For some people, faith is a private thing. For others, though, their religious practice involves specific clothing requirements or grooming practices. Can their employers forbid them from this active and visible expression of their faith?
What forms might religious clothing or grooming practices take?
A variety of different faiths outline specific guidelines for a follower’s appearance. These include:
- Hijabs, turbans and other head coverings
- Prohibitions against exposing specific parts of the body
- Prohibitions against wearing certain garments like short skirts, pants or shirts that expose the shoulders
- Specific guidance regarding hair length, as when a Sikh does not cut their hair
- Religious accessories like cross necklaces.
Can employers forbid these practices in employee dress codes?
Unfortunately, the requirements imposed by many companies’ dress codes may conflict with the sincerely held religious beliefs of their employees. For example, a company that forbids hats and head coverings may also be indirectly discriminating against employees whose religion requires them to wear head coverings.
Under the law, employers must make reasonable accommodations for employees’ religious observance. This means that employers cannot forbid religious grooming or clothing practices simply because of an aesthetic preference.
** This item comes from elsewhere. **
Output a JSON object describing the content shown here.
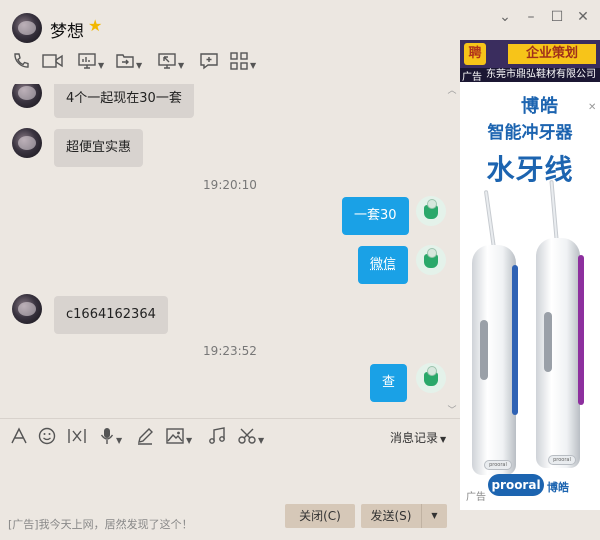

They must work with employees to accommodate their religious practice unless it would put their business in a position of undue hardship.
If you have been treated differently in the workplace because of your religious practices, you can take action to protect your rights on the job.